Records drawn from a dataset

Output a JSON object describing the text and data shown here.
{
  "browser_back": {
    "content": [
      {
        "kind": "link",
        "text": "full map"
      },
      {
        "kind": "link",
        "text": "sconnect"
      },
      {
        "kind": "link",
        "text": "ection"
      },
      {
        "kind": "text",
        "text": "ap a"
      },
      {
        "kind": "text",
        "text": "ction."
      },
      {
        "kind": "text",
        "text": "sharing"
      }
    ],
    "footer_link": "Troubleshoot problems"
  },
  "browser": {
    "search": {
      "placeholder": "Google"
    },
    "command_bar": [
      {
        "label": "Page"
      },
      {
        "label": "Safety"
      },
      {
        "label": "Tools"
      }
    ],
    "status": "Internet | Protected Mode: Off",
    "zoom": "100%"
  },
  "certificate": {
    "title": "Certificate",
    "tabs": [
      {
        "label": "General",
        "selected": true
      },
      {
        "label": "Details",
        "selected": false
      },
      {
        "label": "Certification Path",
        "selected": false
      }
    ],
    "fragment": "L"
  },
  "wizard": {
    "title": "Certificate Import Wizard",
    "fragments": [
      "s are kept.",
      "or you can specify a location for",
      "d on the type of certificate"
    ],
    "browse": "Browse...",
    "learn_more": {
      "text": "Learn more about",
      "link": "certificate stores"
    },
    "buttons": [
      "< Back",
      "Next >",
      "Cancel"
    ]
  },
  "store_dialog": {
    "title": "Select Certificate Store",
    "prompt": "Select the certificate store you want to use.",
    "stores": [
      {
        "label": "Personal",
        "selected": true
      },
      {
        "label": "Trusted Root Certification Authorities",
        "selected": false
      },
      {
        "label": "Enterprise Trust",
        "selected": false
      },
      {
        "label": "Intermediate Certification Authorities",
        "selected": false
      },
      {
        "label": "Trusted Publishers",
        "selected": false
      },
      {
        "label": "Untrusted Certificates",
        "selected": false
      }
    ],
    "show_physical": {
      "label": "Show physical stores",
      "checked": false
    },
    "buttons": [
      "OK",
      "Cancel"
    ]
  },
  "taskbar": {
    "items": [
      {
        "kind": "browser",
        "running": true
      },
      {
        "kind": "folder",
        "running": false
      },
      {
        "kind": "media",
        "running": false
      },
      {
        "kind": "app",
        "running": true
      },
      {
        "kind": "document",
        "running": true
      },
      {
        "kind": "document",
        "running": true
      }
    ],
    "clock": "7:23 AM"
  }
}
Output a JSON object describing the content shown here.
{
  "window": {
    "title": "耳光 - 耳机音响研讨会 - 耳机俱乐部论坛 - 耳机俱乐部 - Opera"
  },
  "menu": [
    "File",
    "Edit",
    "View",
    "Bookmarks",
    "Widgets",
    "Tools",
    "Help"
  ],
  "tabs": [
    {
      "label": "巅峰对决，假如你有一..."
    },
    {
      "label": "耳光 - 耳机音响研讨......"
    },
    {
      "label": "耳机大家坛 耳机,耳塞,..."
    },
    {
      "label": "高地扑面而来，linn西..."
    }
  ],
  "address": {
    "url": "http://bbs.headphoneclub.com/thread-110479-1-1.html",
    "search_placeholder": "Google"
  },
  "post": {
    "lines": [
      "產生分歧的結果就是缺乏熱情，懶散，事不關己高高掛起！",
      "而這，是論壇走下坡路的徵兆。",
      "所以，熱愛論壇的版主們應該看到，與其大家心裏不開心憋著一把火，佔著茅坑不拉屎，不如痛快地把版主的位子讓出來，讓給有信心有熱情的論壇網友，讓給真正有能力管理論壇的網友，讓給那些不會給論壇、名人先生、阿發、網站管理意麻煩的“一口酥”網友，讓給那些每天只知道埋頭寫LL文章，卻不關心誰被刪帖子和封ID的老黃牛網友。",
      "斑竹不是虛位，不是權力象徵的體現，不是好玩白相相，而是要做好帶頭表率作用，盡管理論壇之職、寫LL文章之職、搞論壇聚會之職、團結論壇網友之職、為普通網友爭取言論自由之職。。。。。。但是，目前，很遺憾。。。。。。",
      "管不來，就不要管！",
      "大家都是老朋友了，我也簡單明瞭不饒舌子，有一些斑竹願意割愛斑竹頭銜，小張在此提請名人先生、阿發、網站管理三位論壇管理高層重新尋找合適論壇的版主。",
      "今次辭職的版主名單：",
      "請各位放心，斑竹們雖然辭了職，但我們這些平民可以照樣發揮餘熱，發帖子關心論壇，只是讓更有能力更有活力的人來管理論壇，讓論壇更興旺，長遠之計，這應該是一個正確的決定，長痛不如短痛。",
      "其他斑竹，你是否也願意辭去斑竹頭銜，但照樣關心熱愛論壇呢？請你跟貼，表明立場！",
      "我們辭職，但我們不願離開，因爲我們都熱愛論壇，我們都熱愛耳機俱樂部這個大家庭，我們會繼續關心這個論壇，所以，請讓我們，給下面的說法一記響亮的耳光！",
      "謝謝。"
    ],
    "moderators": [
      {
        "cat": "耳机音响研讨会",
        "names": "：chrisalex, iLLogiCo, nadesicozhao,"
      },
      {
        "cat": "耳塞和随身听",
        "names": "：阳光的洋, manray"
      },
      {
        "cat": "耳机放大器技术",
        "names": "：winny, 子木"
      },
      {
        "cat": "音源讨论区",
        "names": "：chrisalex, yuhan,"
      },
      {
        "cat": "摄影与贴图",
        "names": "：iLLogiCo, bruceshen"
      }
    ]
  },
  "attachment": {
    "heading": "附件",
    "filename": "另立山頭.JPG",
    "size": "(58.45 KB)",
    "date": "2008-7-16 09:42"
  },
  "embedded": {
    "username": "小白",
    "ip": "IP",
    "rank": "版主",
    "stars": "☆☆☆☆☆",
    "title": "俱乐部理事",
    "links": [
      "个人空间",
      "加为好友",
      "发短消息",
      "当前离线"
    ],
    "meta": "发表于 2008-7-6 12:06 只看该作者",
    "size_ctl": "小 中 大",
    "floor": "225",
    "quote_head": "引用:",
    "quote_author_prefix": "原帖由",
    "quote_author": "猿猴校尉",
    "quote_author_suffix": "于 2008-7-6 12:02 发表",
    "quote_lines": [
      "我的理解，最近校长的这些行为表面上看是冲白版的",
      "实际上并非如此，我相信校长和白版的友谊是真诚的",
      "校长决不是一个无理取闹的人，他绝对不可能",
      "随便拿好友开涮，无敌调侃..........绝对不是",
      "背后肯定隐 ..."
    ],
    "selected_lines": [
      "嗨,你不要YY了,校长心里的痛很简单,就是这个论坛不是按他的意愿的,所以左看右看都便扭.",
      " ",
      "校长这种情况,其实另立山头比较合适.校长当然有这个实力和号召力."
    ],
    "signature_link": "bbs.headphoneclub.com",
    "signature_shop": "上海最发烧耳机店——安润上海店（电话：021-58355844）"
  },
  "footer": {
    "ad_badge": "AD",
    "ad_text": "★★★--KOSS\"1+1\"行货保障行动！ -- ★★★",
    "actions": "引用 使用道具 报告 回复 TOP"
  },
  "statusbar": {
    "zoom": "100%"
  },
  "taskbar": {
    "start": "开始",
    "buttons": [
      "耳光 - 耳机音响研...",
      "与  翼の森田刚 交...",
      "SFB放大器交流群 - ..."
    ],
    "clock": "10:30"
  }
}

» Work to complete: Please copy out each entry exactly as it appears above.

» Result of the exercise:
Output a JSON object describing the text and data shown here.
{
  "browser_back": {
    "content": [
      {
        "kind": "link",
        "text": "full map"
      },
      {
        "kind": "link",
        "text": "sconnect"
      },
      {
        "kind": "link",
        "text": "ection"
      },
      {
        "kind": "text",
        "text": "ap a"
      },
      {
        "kind": "text",
        "text": "ction."
      },
      {
        "kind": "text",
        "text": "sharing"
      }
    ],
    "footer_link": "Troubleshoot problems"
  },
  "browser": {
    "search": {
      "placeholder": "Google"
    },
    "command_bar": [
      {
        "label": "Page"
      },
      {
        "label": "Safety"
      },
      {
        "label": "Tools"
      }
    ],
    "status": "Internet | Protected Mode: Off",
    "zoom": "100%"
  },
  "certificate": {
    "title": "Certificate",
    "tabs": [
      {
        "label": "General",
        "selected": true
      },
      {
        "label": "Details",
        "selected": false
      },
      {
        "label": "Certification Path",
        "selected": false
      }
    ],
    "fragment": "L"
  },
  "wizard": {
    "title": "Certificate Import Wizard",
    "fragments": [
      "s are kept.",
      "or you can specify a location for",
      "d on the type of certificate"
    ],
    "browse": "Browse...",
    "learn_more": {
      "text": "Learn more about",
      "link": "certificate stores"
    },
    "buttons": [
      "< Back",
      "Next >",
      "Cancel"
    ]
  },
  "store_dialog": {
    "title": "Select Certificate Store",
    "prompt": "Select the certificate store you want to use.",
    "stores": [
      {
        "label": "Personal",
        "selected": true
      },
      {
        "label": "Trusted Root Certification Authorities",
        "selected": false
      },
      {
        "label": "Enterprise Trust",
        "selected": false
      },
      {
        "label": "Intermediate Certification Authorities",
        "selected": false
      },
      {
        "label": "Trusted Publishers",
        "selected": false
      },
      {
        "label": "Untrusted Certificates",
        "selected": false
      }
    ],
    "show_physical": {
      "label": "Show physical stores",
      "checked": false
    },
    "buttons": [
      "OK",
      "Cancel"
    ]
  },
  "taskbar": {
    "items": [
      {
        "kind": "browser",
        "running": true
      },
      {
        "kind": "folder",
        "running": false
      },
      {
        "kind": "media",
        "running": false
      },
      {
        "kind": "app",
        "running": true
      },
      {
        "kind": "document",
        "running": true
      },
      {
        "kind": "document",
        "running": true
      }
    ],
    "clock": "7:23 AM"
  }
}
Output a JSON object describing the content shown here.
{
  "window": {
    "title": "耳光 - 耳机音响研讨会 - 耳机俱乐部论坛 - 耳机俱乐部 - Opera"
  },
  "menu": [
    "File",
    "Edit",
    "View",
    "Bookmarks",
    "Widgets",
    "Tools",
    "Help"
  ],
  "tabs": [
    {
      "label": "巅峰对决，假如你有一..."
    },
    {
      "label": "耳光 - 耳机音响研讨......"
    },
    {
      "label": "耳机大家坛 耳机,耳塞,..."
    },
    {
      "label": "高地扑面而来，linn西..."
    }
  ],
  "address": {
    "url": "http://bbs.headphoneclub.com/thread-110479-1-1.html",
    "search_placeholder": "Google"
  },
  "post": {
    "lines": [
      "產生分歧的結果就是缺乏熱情，懶散，事不關己高高掛起！",
      "而這，是論壇走下坡路的徵兆。",
      "所以，熱愛論壇的版主們應該看到，與其大家心裏不開心憋著一把火，佔著茅坑不拉屎，不如痛快地把版主的位子讓出來，讓給有信心有熱情的論壇網友，讓給真正有能力管理論壇的網友，讓給那些不會給論壇、名人先生、阿發、網站管理意麻煩的“一口酥”網友，讓給那些每天只知道埋頭寫LL文章，卻不關心誰被刪帖子和封ID的老黃牛網友。",
      "斑竹不是虛位，不是權力象徵的體現，不是好玩白相相，而是要做好帶頭表率作用，盡管理論壇之職、寫LL文章之職、搞論壇聚會之職、團結論壇網友之職、為普通網友爭取言論自由之職。。。。。。但是，目前，很遺憾。。。。。。",
      "管不來，就不要管！",
      "大家都是老朋友了，我也簡單明瞭不饒舌子，有一些斑竹願意割愛斑竹頭銜，小張在此提請名人先生、阿發、網站管理三位論壇管理高層重新尋找合適論壇的版主。",
      "今次辭職的版主名單：",
      "請各位放心，斑竹們雖然辭了職，但我們這些平民可以照樣發揮餘熱，發帖子關心論壇，只是讓更有能力更有活力的人來管理論壇，讓論壇更興旺，長遠之計，這應該是一個正確的決定，長痛不如短痛。",
      "其他斑竹，你是否也願意辭去斑竹頭銜，但照樣關心熱愛論壇呢？請你跟貼，表明立場！",
      "我們辭職，但我們不願離開，因爲我們都熱愛論壇，我們都熱愛耳機俱樂部這個大家庭，我們會繼續關心這個論壇，所以，請讓我們，給下面的說法一記響亮的耳光！",
      "謝謝。"
    ],
    "moderators": [
      {
        "cat": "耳机音响研讨会",
        "names": "：chrisalex, iLLogiCo, nadesicozhao,"
      },
      {
        "cat": "耳塞和随身听",
        "names": "：阳光的洋, manray"
      },
      {
        "cat": "耳机放大器技术",
        "names": "：winny, 子木"
      },
      {
        "cat": "音源讨论区",
        "names": "：chrisalex, yuhan,"
      },
      {
        "cat": "摄影与贴图",
        "names": "：iLLogiCo, bruceshen"
      }
    ]
  },
  "attachment": {
    "heading": "附件",
    "filename": "另立山頭.JPG",
    "size": "(58.45 KB)",
    "date": "2008-7-16 09:42"
  },
  "embedded": {
    "username": "小白",
    "ip": "IP",
    "rank": "版主",
    "stars": "☆☆☆☆☆",
    "title": "俱乐部理事",
    "links": [
      "个人空间",
      "加为好友",
      "发短消息",
      "当前离线"
    ],
    "meta": "发表于 2008-7-6 12:06 只看该作者",
    "size_ctl": "小 中 大",
    "floor": "225",
    "quote_head": "引用:",
    "quote_author_prefix": "原帖由",
    "quote_author": "猿猴校尉",
    "quote_author_suffix": "于 2008-7-6 12:02 发表",
    "quote_lines": [
      "我的理解，最近校长的这些行为表面上看是冲白版的",
      "实际上并非如此，我相信校长和白版的友谊是真诚的",
      "校长决不是一个无理取闹的人，他绝对不可能",
      "随便拿好友开涮，无敌调侃..........绝对不是",
      "背后肯定隐 ..."
    ],
    "selected_lines": [
      "嗨,你不要YY了,校长心里的痛很简单,就是这个论坛不是按他的意愿的,所以左看右看都便扭.",
      " ",
      "校长这种情况,其实另立山头比较合适.校长当然有这个实力和号召力."
    ],
    "signature_link": "bbs.headphoneclub.com",
    "signature_shop": "上海最发烧耳机店——安润上海店（电话：021-58355844）"
  },
  "footer": {
    "ad_badge": "AD",
    "ad_text": "★★★--KOSS\"1+1\"行货保障行动！ -- ★★★",
    "actions": "引用 使用道具 报告 回复 TOP"
  },
  "statusbar": {
    "zoom": "100%"
  },
  "taskbar": {
    "start": "开始",
    "buttons": [
      "耳光 - 耳机音响研...",
      "与  翼の森田刚 交...",
      "SFB放大器交流群 - ..."
    ],
    "clock": "10:30"
  }
}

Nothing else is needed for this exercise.